Web page and app entries:
☆ ☆ ☆ ☆
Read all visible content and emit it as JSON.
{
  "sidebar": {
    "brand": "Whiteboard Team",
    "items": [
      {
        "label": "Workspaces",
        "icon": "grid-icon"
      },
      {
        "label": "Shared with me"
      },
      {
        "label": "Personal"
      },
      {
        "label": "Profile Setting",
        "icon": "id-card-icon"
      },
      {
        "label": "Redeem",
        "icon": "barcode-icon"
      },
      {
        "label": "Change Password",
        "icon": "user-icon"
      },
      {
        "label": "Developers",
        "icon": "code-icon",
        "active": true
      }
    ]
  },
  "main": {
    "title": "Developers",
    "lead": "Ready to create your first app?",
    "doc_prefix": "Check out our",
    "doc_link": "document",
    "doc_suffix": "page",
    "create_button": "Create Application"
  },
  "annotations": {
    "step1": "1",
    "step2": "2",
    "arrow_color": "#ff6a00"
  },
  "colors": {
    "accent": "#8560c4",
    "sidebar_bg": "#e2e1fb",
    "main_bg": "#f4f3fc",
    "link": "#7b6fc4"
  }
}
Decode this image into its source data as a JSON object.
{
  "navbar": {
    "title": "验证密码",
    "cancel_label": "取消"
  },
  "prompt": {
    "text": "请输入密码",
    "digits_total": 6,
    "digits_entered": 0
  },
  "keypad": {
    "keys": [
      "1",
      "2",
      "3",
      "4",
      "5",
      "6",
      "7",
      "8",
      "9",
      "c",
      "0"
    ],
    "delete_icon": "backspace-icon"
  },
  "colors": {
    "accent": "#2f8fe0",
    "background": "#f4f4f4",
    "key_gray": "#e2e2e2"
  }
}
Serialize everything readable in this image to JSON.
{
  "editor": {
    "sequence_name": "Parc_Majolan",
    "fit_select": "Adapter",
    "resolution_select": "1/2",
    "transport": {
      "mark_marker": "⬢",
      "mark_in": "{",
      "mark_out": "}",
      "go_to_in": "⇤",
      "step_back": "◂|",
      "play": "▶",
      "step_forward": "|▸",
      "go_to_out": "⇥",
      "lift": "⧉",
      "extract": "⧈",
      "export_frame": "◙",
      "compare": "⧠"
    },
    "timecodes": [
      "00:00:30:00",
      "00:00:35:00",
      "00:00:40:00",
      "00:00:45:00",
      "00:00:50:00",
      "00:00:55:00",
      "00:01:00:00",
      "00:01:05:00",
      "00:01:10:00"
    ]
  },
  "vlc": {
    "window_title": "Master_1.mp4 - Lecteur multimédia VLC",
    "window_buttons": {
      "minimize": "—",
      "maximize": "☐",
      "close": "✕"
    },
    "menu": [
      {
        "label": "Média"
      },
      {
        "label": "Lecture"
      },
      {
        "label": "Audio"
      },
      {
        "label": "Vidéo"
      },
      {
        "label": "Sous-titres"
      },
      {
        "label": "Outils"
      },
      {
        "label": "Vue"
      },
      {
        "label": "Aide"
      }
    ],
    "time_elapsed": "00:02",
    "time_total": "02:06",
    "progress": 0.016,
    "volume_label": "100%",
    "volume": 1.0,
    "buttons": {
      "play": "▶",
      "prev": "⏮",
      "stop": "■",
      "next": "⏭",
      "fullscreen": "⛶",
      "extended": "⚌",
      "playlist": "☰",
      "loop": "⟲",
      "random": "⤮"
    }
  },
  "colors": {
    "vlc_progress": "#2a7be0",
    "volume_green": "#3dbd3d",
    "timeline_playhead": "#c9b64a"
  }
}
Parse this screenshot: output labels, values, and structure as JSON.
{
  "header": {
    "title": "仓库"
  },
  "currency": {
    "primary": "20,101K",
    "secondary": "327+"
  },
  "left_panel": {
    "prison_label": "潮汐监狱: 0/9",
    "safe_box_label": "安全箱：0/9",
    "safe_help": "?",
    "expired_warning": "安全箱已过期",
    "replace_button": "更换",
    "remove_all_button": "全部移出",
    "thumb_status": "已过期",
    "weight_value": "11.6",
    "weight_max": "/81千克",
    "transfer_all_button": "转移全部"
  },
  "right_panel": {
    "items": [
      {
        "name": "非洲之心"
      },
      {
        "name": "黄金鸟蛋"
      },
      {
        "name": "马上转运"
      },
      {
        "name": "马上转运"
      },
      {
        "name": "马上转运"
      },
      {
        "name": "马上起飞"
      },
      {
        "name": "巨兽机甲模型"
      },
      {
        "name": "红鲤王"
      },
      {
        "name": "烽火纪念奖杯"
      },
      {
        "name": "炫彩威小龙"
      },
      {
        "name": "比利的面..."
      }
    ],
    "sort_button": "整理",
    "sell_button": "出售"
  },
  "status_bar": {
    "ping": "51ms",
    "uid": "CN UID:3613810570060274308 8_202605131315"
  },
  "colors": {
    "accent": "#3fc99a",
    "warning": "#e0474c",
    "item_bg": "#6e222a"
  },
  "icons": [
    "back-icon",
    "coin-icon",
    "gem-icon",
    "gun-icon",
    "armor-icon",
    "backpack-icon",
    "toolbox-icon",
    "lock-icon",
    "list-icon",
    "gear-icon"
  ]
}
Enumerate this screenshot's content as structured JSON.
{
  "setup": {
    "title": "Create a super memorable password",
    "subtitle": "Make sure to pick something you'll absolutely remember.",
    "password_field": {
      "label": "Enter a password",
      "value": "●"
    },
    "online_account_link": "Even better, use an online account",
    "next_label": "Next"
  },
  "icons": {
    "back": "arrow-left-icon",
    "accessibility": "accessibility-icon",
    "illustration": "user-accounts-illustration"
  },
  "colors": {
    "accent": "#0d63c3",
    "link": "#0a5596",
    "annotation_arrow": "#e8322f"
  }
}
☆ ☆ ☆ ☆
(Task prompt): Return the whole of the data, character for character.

(Written solution):
Read all visible content and emit it as JSON.
{
  "sidebar": {
    "brand": "Whiteboard Team",
    "items": [
      {
        "label": "Workspaces",
        "icon": "grid-icon"
      },
      {
        "label": "Shared with me"
      },
      {
        "label": "Personal"
      },
      {
        "label": "Profile Setting",
        "icon": "id-card-icon"
      },
      {
        "label": "Redeem",
        "icon": "barcode-icon"
      },
      {
        "label": "Change Password",
        "icon": "user-icon"
      },
      {
        "label": "Developers",
        "icon": "code-icon",
        "active": true
      }
    ]
  },
  "main": {
    "title": "Developers",
    "lead": "Ready to create your first app?",
    "doc_prefix": "Check out our",
    "doc_link": "document",
    "doc_suffix": "page",
    "create_button": "Create Application"
  },
  "annotations": {
    "step1": "1",
    "step2": "2",
    "arrow_color": "#ff6a00"
  },
  "colors": {
    "accent": "#8560c4",
    "sidebar_bg": "#e2e1fb",
    "main_bg": "#f4f3fc",
    "link": "#7b6fc4"
  }
}
Decode this image into its source data as a JSON object.
{
  "navbar": {
    "title": "验证密码",
    "cancel_label": "取消"
  },
  "prompt": {
    "text": "请输入密码",
    "digits_total": 6,
    "digits_entered": 0
  },
  "keypad": {
    "keys": [
      "1",
      "2",
      "3",
      "4",
      "5",
      "6",
      "7",
      "8",
      "9",
      "c",
      "0"
    ],
    "delete_icon": "backspace-icon"
  },
  "colors": {
    "accent": "#2f8fe0",
    "background": "#f4f4f4",
    "key_gray": "#e2e2e2"
  }
}
Serialize everything readable in this image to JSON.
{
  "editor": {
    "sequence_name": "Parc_Majolan",
    "fit_select": "Adapter",
    "resolution_select": "1/2",
    "transport": {
      "mark_marker": "⬢",
      "mark_in": "{",
      "mark_out": "}",
      "go_to_in": "⇤",
      "step_back": "◂|",
      "play": "▶",
      "step_forward": "|▸",
      "go_to_out": "⇥",
      "lift": "⧉",
      "extract": "⧈",
      "export_frame": "◙",
      "compare": "⧠"
    },
    "timecodes": [
      "00:00:30:00",
      "00:00:35:00",
      "00:00:40:00",
      "00:00:45:00",
      "00:00:50:00",
      "00:00:55:00",
      "00:01:00:00",
      "00:01:05:00",
      "00:01:10:00"
    ]
  },
  "vlc": {
    "window_title": "Master_1.mp4 - Lecteur multimédia VLC",
    "window_buttons": {
      "minimize": "—",
      "maximize": "☐",
      "close": "✕"
    },
    "menu": [
      {
        "label": "Média"
      },
      {
        "label": "Lecture"
      },
      {
        "label": "Audio"
      },
      {
        "label": "Vidéo"
      },
      {
        "label": "Sous-titres"
      },
      {
        "label": "Outils"
      },
      {
        "label": "Vue"
      },
      {
        "label": "Aide"
      }
    ],
    "time_elapsed": "00:02",
    "time_total": "02:06",
    "progress": 0.016,
    "volume_label": "100%",
    "volume": 1.0,
    "buttons": {
      "play": "▶",
      "prev": "⏮",
      "stop": "■",
      "next": "⏭",
      "fullscreen": "⛶",
      "extended": "⚌",
      "playlist": "☰",
      "loop": "⟲",
      "random": "⤮"
    }
  },
  "colors": {
    "vlc_progress": "#2a7be0",
    "volume_green": "#3dbd3d",
    "timeline_playhead": "#c9b64a"
  }
}
Parse this screenshot: output labels, values, and structure as JSON.
{
  "header": {
    "title": "仓库"
  },
  "currency": {
    "primary": "20,101K",
    "secondary": "327+"
  },
  "left_panel": {
    "prison_label": "潮汐监狱: 0/9",
    "safe_box_label": "安全箱：0/9",
    "safe_help": "?",
    "expired_warning": "安全箱已过期",
    "replace_button": "更换",
    "remove_all_button": "全部移出",
    "thumb_status": "已过期",
    "weight_value": "11.6",
    "weight_max": "/81千克",
    "transfer_all_button": "转移全部"
  },
  "right_panel": {
    "items": [
      {
        "name": "非洲之心"
      },
      {
        "name": "黄金鸟蛋"
      },
      {
        "name": "马上转运"
      },
      {
        "name": "马上转运"
      },
      {
        "name": "马上转运"
      },
      {
        "name": "马上起飞"
      },
      {
        "name": "巨兽机甲模型"
      },
      {
        "name": "红鲤王"
      },
      {
        "name": "烽火纪念奖杯"
      },
      {
        "name": "炫彩威小龙"
      },
      {
        "name": "比利的面..."
      }
    ],
    "sort_button": "整理",
    "sell_button": "出售"
  },
  "status_bar": {
    "ping": "51ms",
    "uid": "CN UID:3613810570060274308 8_202605131315"
  },
  "colors": {
    "accent": "#3fc99a",
    "warning": "#e0474c",
    "item_bg": "#6e222a"
  },
  "icons": [
    "back-icon",
    "coin-icon",
    "gem-icon",
    "gun-icon",
    "armor-icon",
    "backpack-icon",
    "toolbox-icon",
    "lock-icon",
    "list-icon",
    "gear-icon"
  ]
}
Enumerate this screenshot's content as structured JSON.
{
  "setup": {
    "title": "Create a super memorable password",
    "subtitle": "Make sure to pick something you'll absolutely remember.",
    "password_field": {
      "label": "Enter a password",
      "value": "●"
    },
    "online_account_link": "Even better, use an online account",
    "next_label": "Next"
  },
  "icons": {
    "back": "arrow-left-icon",
    "accessibility": "accessibility-icon",
    "illustration": "user-accounts-illustration"
  },
  "colors": {
    "accent": "#0d63c3",
    "link": "#0a5596",
    "annotation_arrow": "#e8322f"
  }
}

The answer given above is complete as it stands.